- EXERCISE INSTRUCTIONS -
Exactly as they stand, the data below are to be printed again.

* * * * * * *

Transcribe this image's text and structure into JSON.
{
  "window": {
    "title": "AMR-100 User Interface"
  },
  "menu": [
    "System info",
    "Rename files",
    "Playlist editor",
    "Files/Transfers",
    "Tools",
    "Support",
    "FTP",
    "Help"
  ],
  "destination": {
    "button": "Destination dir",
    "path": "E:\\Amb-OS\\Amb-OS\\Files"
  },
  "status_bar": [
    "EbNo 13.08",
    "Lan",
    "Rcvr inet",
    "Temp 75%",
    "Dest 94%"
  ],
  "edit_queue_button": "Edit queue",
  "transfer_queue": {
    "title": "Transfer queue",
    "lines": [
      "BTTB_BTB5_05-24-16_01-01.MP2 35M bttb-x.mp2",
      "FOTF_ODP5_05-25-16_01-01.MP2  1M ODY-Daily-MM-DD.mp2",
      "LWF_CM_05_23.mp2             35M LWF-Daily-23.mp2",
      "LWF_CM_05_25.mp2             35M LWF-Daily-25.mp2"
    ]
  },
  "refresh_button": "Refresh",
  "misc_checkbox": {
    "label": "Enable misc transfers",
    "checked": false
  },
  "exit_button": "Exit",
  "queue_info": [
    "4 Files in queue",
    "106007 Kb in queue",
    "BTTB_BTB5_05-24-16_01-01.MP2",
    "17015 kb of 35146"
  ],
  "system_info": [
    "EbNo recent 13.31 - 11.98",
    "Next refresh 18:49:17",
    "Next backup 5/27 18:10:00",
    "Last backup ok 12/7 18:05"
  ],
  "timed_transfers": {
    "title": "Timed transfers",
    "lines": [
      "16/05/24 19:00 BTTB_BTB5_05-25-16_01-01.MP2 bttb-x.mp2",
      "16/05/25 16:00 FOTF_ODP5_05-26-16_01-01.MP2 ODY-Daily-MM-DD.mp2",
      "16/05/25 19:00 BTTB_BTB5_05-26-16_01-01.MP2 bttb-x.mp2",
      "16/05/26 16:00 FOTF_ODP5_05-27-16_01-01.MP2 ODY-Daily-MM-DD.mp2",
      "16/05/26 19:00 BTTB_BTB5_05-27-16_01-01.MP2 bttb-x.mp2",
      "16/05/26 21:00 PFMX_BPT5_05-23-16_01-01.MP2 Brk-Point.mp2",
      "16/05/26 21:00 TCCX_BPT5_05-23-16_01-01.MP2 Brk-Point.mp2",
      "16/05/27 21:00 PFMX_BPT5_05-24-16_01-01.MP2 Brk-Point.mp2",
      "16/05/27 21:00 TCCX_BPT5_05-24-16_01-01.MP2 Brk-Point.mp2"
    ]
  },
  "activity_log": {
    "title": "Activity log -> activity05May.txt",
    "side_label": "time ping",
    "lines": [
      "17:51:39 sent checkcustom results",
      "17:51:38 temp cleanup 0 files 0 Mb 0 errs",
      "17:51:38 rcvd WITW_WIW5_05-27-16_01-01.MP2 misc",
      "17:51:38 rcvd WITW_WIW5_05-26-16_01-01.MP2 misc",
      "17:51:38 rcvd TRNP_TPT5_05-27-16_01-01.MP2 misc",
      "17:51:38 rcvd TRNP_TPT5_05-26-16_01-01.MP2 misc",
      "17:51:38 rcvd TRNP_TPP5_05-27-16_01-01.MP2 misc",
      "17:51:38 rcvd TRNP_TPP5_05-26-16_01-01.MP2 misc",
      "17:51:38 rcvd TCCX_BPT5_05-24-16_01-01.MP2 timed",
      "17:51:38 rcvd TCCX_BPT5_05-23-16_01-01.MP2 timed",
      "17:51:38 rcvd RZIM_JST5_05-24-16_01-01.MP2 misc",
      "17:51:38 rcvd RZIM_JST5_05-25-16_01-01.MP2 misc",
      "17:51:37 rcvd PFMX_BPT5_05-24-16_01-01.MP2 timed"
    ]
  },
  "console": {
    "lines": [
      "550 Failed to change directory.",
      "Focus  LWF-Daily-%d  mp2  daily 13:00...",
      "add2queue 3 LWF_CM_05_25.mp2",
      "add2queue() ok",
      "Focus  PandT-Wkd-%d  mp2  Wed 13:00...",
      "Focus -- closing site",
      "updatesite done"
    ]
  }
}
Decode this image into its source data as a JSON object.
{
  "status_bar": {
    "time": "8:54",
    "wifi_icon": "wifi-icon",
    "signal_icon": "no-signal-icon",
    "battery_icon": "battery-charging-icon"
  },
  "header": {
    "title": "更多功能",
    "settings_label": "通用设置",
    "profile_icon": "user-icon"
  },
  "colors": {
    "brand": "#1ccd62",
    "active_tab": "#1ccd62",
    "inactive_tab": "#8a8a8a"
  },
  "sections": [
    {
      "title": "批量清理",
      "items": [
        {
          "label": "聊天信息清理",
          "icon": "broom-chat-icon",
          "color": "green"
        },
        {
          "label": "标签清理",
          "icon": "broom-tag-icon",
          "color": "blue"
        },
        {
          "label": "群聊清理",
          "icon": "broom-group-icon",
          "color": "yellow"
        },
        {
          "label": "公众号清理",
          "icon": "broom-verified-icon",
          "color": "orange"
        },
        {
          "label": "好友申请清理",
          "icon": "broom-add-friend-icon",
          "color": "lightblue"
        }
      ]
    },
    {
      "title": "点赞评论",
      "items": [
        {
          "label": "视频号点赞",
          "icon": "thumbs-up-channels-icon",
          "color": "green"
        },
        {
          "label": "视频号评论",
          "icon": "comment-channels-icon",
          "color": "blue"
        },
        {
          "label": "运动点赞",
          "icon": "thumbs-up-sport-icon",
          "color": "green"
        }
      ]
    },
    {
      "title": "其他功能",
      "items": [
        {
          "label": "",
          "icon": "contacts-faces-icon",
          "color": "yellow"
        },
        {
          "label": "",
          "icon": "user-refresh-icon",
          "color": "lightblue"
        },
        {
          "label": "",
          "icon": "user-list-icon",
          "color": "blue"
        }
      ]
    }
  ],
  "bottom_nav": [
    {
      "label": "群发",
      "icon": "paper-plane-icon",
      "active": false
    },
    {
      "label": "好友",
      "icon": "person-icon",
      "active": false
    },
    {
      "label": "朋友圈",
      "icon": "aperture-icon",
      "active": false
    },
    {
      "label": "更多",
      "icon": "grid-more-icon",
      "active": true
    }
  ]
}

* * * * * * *

- EXERCISE RESULT -
Transcribe this image's text and structure into JSON.
{
  "window": {
    "title": "AMR-100 User Interface"
  },
  "menu": [
    "System info",
    "Rename files",
    "Playlist editor",
    "Files/Transfers",
    "Tools",
    "Support",
    "FTP",
    "Help"
  ],
  "destination": {
    "button": "Destination dir",
    "path": "E:\\Amb-OS\\Amb-OS\\Files"
  },
  "status_bar": [
    "EbNo 13.08",
    "Lan",
    "Rcvr inet",
    "Temp 75%",
    "Dest 94%"
  ],
  "edit_queue_button": "Edit queue",
  "transfer_queue": {
    "title": "Transfer queue",
    "lines": [
      "BTTB_BTB5_05-24-16_01-01.MP2 35M bttb-x.mp2",
      "FOTF_ODP5_05-25-16_01-01.MP2  1M ODY-Daily-MM-DD.mp2",
      "LWF_CM_05_23.mp2             35M LWF-Daily-23.mp2",
      "LWF_CM_05_25.mp2             35M LWF-Daily-25.mp2"
    ]
  },
  "refresh_button": "Refresh",
  "misc_checkbox": {
    "label": "Enable misc transfers",
    "checked": false
  },
  "exit_button": "Exit",
  "queue_info": [
    "4 Files in queue",
    "106007 Kb in queue",
    "BTTB_BTB5_05-24-16_01-01.MP2",
    "17015 kb of 35146"
  ],
  "system_info": [
    "EbNo recent 13.31 - 11.98",
    "Next refresh 18:49:17",
    "Next backup 5/27 18:10:00",
    "Last backup ok 12/7 18:05"
  ],
  "timed_transfers": {
    "title": "Timed transfers",
    "lines": [
      "16/05/24 19:00 BTTB_BTB5_05-25-16_01-01.MP2 bttb-x.mp2",
      "16/05/25 16:00 FOTF_ODP5_05-26-16_01-01.MP2 ODY-Daily-MM-DD.mp2",
      "16/05/25 19:00 BTTB_BTB5_05-26-16_01-01.MP2 bttb-x.mp2",
      "16/05/26 16:00 FOTF_ODP5_05-27-16_01-01.MP2 ODY-Daily-MM-DD.mp2",
      "16/05/26 19:00 BTTB_BTB5_05-27-16_01-01.MP2 bttb-x.mp2",
      "16/05/26 21:00 PFMX_BPT5_05-23-16_01-01.MP2 Brk-Point.mp2",
      "16/05/26 21:00 TCCX_BPT5_05-23-16_01-01.MP2 Brk-Point.mp2",
      "16/05/27 21:00 PFMX_BPT5_05-24-16_01-01.MP2 Brk-Point.mp2",
      "16/05/27 21:00 TCCX_BPT5_05-24-16_01-01.MP2 Brk-Point.mp2"
    ]
  },
  "activity_log": {
    "title": "Activity log -> activity05May.txt",
    "side_label": "time ping",
    "lines": [
      "17:51:39 sent checkcustom results",
      "17:51:38 temp cleanup 0 files 0 Mb 0 errs",
      "17:51:38 rcvd WITW_WIW5_05-27-16_01-01.MP2 misc",
      "17:51:38 rcvd WITW_WIW5_05-26-16_01-01.MP2 misc",
      "17:51:38 rcvd TRNP_TPT5_05-27-16_01-01.MP2 misc",
      "17:51:38 rcvd TRNP_TPT5_05-26-16_01-01.MP2 misc",
      "17:51:38 rcvd TRNP_TPP5_05-27-16_01-01.MP2 misc",
      "17:51:38 rcvd TRNP_TPP5_05-26-16_01-01.MP2 misc",
      "17:51:38 rcvd TCCX_BPT5_05-24-16_01-01.MP2 timed",
      "17:51:38 rcvd TCCX_BPT5_05-23-16_01-01.MP2 timed",
      "17:51:38 rcvd RZIM_JST5_05-24-16_01-01.MP2 misc",
      "17:51:38 rcvd RZIM_JST5_05-25-16_01-01.MP2 misc",
      "17:51:37 rcvd PFMX_BPT5_05-24-16_01-01.MP2 timed"
    ]
  },
  "console": {
    "lines": [
      "550 Failed to change directory.",
      "Focus  LWF-Daily-%d  mp2  daily 13:00...",
      "add2queue 3 LWF_CM_05_25.mp2",
      "add2queue() ok",
      "Focus  PandT-Wkd-%d  mp2  Wed 13:00...",
      "Focus -- closing site",
      "updatesite done"
    ]
  }
}
Decode this image into its source data as a JSON object.
{
  "status_bar": {
    "time": "8:54",
    "wifi_icon": "wifi-icon",
    "signal_icon": "no-signal-icon",
    "battery_icon": "battery-charging-icon"
  },
  "header": {
    "title": "更多功能",
    "settings_label": "通用设置",
    "profile_icon": "user-icon"
  },
  "colors": {
    "brand": "#1ccd62",
    "active_tab": "#1ccd62",
    "inactive_tab": "#8a8a8a"
  },
  "sections": [
    {
      "title": "批量清理",
      "items": [
        {
          "label": "聊天信息清理",
          "icon": "broom-chat-icon",
          "color": "green"
        },
        {
          "label": "标签清理",
          "icon": "broom-tag-icon",
          "color": "blue"
        },
        {
          "label": "群聊清理",
          "icon": "broom-group-icon",
          "color": "yellow"
        },
        {
          "label": "公众号清理",
          "icon": "broom-verified-icon",
          "color": "orange"
        },
        {
          "label": "好友申请清理",
          "icon": "broom-add-friend-icon",
          "color": "lightblue"
        }
      ]
    },
    {
      "title": "点赞评论",
      "items": [
        {
          "label": "视频号点赞",
          "icon": "thumbs-up-channels-icon",
          "color": "green"
        },
        {
          "label": "视频号评论",
          "icon": "comment-channels-icon",
          "color": "blue"
        },
        {
          "label": "运动点赞",
          "icon": "thumbs-up-sport-icon",
          "color": "green"
        }
      ]
    },
    {
      "title": "其他功能",
      "items": [
        {
          "label": "",
          "icon": "contacts-faces-icon",
          "color": "yellow"
        },
        {
          "label": "",
          "icon": "user-refresh-icon",
          "color": "lightblue"
        },
        {
          "label": "",
          "icon": "user-list-icon",
          "color": "blue"
        }
      ]
    }
  ],
  "bottom_nav": [
    {
      "label": "群发",
      "icon": "paper-plane-icon",
      "active": false
    },
    {
      "label": "好友",
      "icon": "person-icon",
      "active": false
    },
    {
      "label": "朋友圈",
      "icon": "aperture-icon",
      "active": false
    },
    {
      "label": "更多",
      "icon": "grid-more-icon",
      "active": true
    }
  ]
}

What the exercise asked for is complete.